Tuesday, March 29, 2005, Chatter • Working on being a weather shaman

Publisher’s note: This story originally appeared in the Tuesday, March 29, 2005, edition of the Lassen County Times.

Everybody knows that old rhyme about how April showers bring May flowers. It’s one of my earliest memories. That and the silly little ditty about “Three Little Fishes.” (Actually, I think it’s really “Three Little  Fishies,” right? But that looks kinda weird in print, huh? “That shark almost ate us for seafood, mama.”)

These cliches have a nasty habit of cropping up now and then because they usually express a little bit of truth. OK, maybe April just came early this year. Check your calendar and see — Mel Gibson and Easter did, that’s for sure.

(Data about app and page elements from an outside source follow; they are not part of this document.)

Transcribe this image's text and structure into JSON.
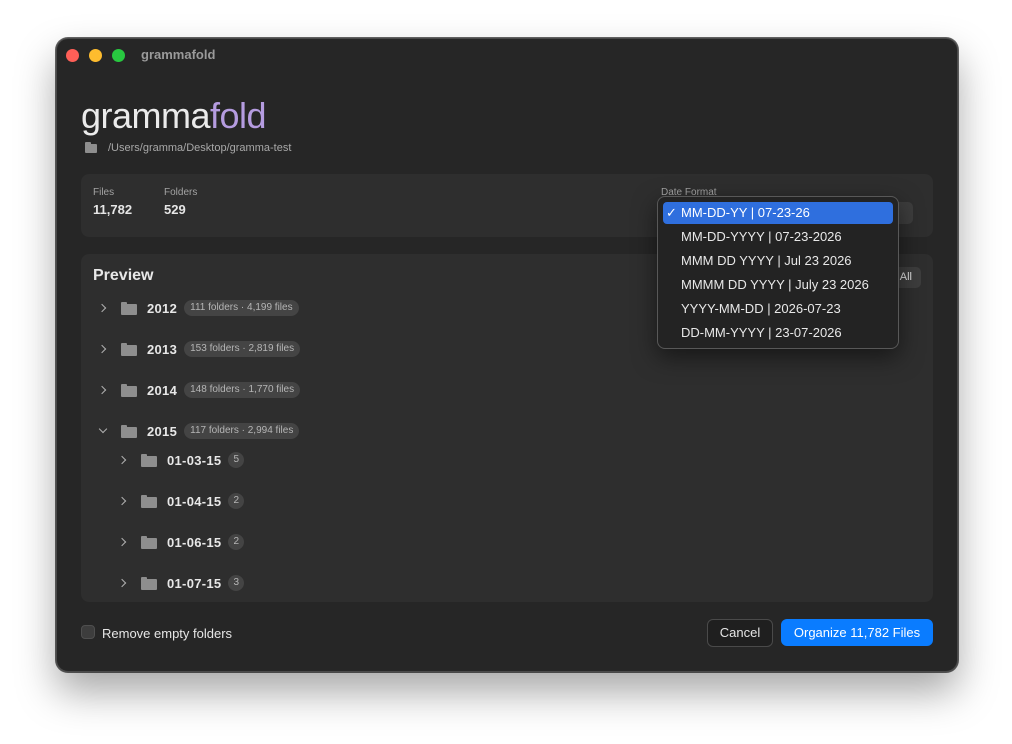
{
  "window": {
    "title": "grammafold"
  },
  "brand": {
    "part1": "gramma",
    "part2": "fold"
  },
  "path": "/Users/gramma/Desktop/gramma-test",
  "stats": {
    "files_label": "Files",
    "files_value": "11,782",
    "folders_label": "Folders",
    "folders_value": "529",
    "date_format_label": "Date Format"
  },
  "preview": {
    "title": "Preview",
    "expand_label": "All",
    "years": [
      {
        "label": "2012",
        "info": "111 folders · 4,199 files",
        "expanded": false
      },
      {
        "label": "2013",
        "info": "153 folders · 2,819 files",
        "expanded": false
      },
      {
        "label": "2014",
        "info": "148 folders · 1,770 files",
        "expanded": false
      },
      {
        "label": "2015",
        "info": "117 folders · 2,994 files",
        "expanded": true
      }
    ],
    "children": [
      {
        "label": "01-03-15",
        "count": "5"
      },
      {
        "label": "01-04-15",
        "count": "2"
      },
      {
        "label": "01-06-15",
        "count": "2"
      },
      {
        "label": "01-07-15",
        "count": "3"
      }
    ]
  },
  "bottom": {
    "remove_empty_label": "Remove empty folders",
    "cancel_label": "Cancel",
    "organize_label": "Organize 11,782 Files"
  },
  "date_menu": {
    "check_icon": "✓",
    "options": [
      "MM-DD-YY | 07-23-26",
      "MM-DD-YYYY | 07-23-2026",
      "MMM DD YYYY | Jul 23 2026",
      "MMMM DD YYYY | July 23 2026",
      "YYYY-MM-DD | 2026-07-23",
      "DD-MM-YYYY | 23-07-2026"
    ],
    "selected": 0
  },
  "colors": {
    "accent": "#0a7cff",
    "brand_accent": "#b59ce0",
    "menu_selected": "#2f6fde"
  }
}
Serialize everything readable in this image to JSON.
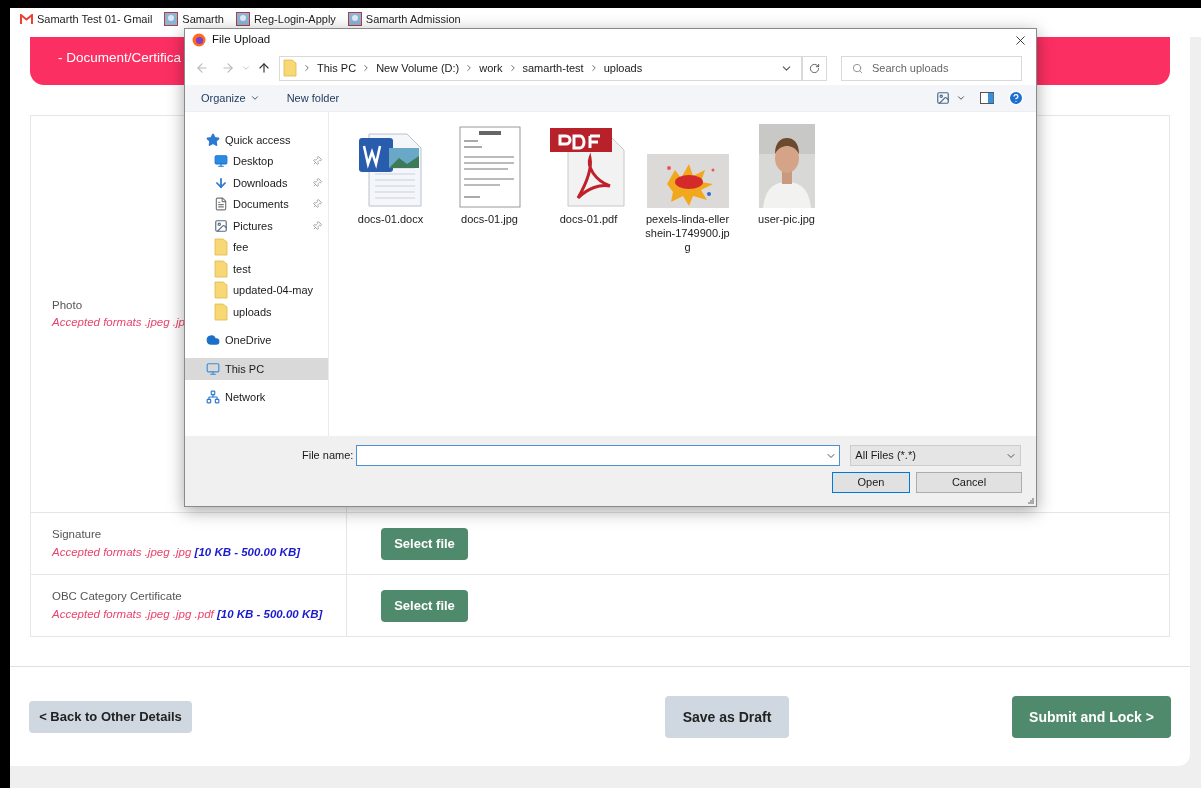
{
  "browser": {
    "bookmarks": [
      {
        "label": "Samarth Test 01- Gmail",
        "kind": "gmail"
      },
      {
        "label": "Samarth",
        "kind": "site"
      },
      {
        "label": "Reg-Login-Apply",
        "kind": "site"
      },
      {
        "label": "Samarth Admission",
        "kind": "site"
      }
    ]
  },
  "page": {
    "section_title": "- Document/Certifica",
    "documents": [
      {
        "name": "Photo",
        "formats": "Accepted formats .jpeg .jp",
        "kind": "tall"
      },
      {
        "name": "Signature",
        "formats": "Accepted formats .jpeg .jpg",
        "size": "[10 KB - 500.00 KB]",
        "button": "Select file",
        "kind": "row"
      },
      {
        "name": "OBC Category Certificate",
        "formats": "Accepted formats .jpeg .jpg .pdf",
        "size": "[10 KB - 500.00 KB]",
        "button": "Select file",
        "kind": "row"
      }
    ],
    "back_button": "< Back to Other Details",
    "draft_button": "Save as Draft",
    "submit_button": "Submit and Lock >"
  },
  "dialog": {
    "title": "File Upload",
    "breadcrumb": [
      "This PC",
      "New Volume (D:)",
      "work",
      "samarth-test",
      "uploads"
    ],
    "search_placeholder": "Search uploads",
    "toolbar": [
      "Organize",
      "New folder"
    ],
    "nav": [
      {
        "label": "Quick access",
        "kind": "quick",
        "selected": false,
        "children": [
          {
            "label": "Desktop",
            "kind": "desktop",
            "pinned": true,
            "selected": false
          },
          {
            "label": "Downloads",
            "kind": "downloads",
            "pinned": true,
            "selected": false
          },
          {
            "label": "Documents",
            "kind": "documents",
            "pinned": true,
            "selected": false
          },
          {
            "label": "Pictures",
            "kind": "pictures",
            "pinned": true,
            "selected": false
          },
          {
            "label": "fee",
            "kind": "folder",
            "pinned": false,
            "selected": false
          },
          {
            "label": "test",
            "kind": "folder",
            "pinned": false,
            "selected": false
          },
          {
            "label": "updated-04-may",
            "kind": "folder",
            "pinned": false,
            "selected": false
          },
          {
            "label": "uploads",
            "kind": "folder",
            "pinned": false,
            "selected": false
          }
        ]
      },
      {
        "label": "OneDrive",
        "kind": "onedrive",
        "selected": false
      },
      {
        "label": "This PC",
        "kind": "pc",
        "selected": true
      },
      {
        "label": "Network",
        "kind": "network",
        "selected": false
      }
    ],
    "files": [
      {
        "name": "docs-01.docx",
        "kind": "word"
      },
      {
        "name": "docs-01.jpg",
        "kind": "page"
      },
      {
        "name": "docs-01.pdf",
        "kind": "pdf"
      },
      {
        "name": "pexels-linda-ellershein-1749900.jpg"
      },
      {
        "name": "user-pic.jpg",
        "kind": "portrait"
      }
    ],
    "file_name_label": "File name:",
    "file_type": "All Files (*.*)",
    "open_button": "Open",
    "cancel_button": "Cancel"
  }
}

Here in Lassenville, our teams have had to struggle with the weather this season. They’ve not only had to face cold showers, but snow on the base paths and slippery, soggy grass, forcing the teams to reschedule games and practice indoors. I guess the hitters and the pitchers can sort of work out inside, although I bet they find it pretty unsatisfactory. There’s no way infielders can do much with the bad hops coming off hardwood floors or some variety of evil green carpet even if they wanted to. And outfielders — well, there certainly isn’t much for them to do indoors, either. The gym’s fine for volleyball, basketball and wrestling, but it’s not a proper place for baseball. No, sir.

Actually, the only vision of indoor baseball I’ve ever really enjoyed was in the movie, “A League of Their Own.” I’m sure you remember the scene in which Marla Hooch, the hard-swinging, not-so-feminine daughter of a high school baseball coach, has members of the baseball team diving and ducking for cover as she hammers a string of line drives that ricochet around the bleachers or smash through the windows into the middle of a driving rain storm. As much as I loved Megan Cavanagh’s portrayal of the homely Hooch, somehow, I don’t think that’s the kind experience our kids have had. (Boy, I sure would like to take aim at some of those big ol’ winders, though!)

The question is, can we do something about this horrible, four-bagged curse? Where are the gods of baseball when you need some sun to shine down upon you? Verily I say, can we control the weather?

I guess it depends on who’s talking. Why I’ve heard all kinds of discussions on our late-night Kook Radio (at least that’s what my mother-in-law calls it) about chem trails as a form of weather manipulation. And then there’s HARP.

A pony-tailed friend of mine always likes to say, “Thoughts are things,” and I’ve heard Native American elders declare we can change the shape of clouds with our minds — and if you don’t believe it, just give it a try! Of course, there’s always prayer and other not-so-religious forms of mass consciousness and/or our-intentions-always-lead-us-straight-back-to-our-reality scenarios.

Think snow! It’s one of those mantras the skinny, gor-tex-clad, be-goggled ski bunnies swear by every fall when Indian Summer lingers painfully like an aching yellow tooth. It seems to work for them. And sure enough, if they wait long enough — and think snow hard enough — eventually the white stuff will fall. Can’t we do that, too?

Hey, if pumping water into the earth (or sucking the oil out of it) can cause any number of natural disasters — earthquakes, tsunamis, volcanic eruptions — shouldn’t we be able to do something about a little sunshine when we need it out at the old ball yard? (And just when should we start calling these deadly events unnatural disasters?)

Maybe we should just bring a motley bus load of long-haired, bat-hugging, bean-balling freaks to town to beat on their old Ray-Bans and dance in center field just like they did at Woodstock? (Nah, I don’t think Yo would go for that.)

So you see, it’s all up to me. Don’t be surprised when you see me jumping up and down on my balcony clad only in my holey Red Sox jersey screaming “Take Me Out To The Ballgame,” repeatedly at the top of my lungs.

I’m OK. I’m fine. Really. I mean, somebody’s got to take that big, dangerous lead and make it happen. And when the hardball weather finally arrives, and the local teams get so hot they’re smokin’, I hope you’ll remember who’s responsible. Don’t forget it was me all along. I want all the credit.

Of course, by then I’ll probably be gnawing on my ice axes and crampons —  but that’s a whole other column!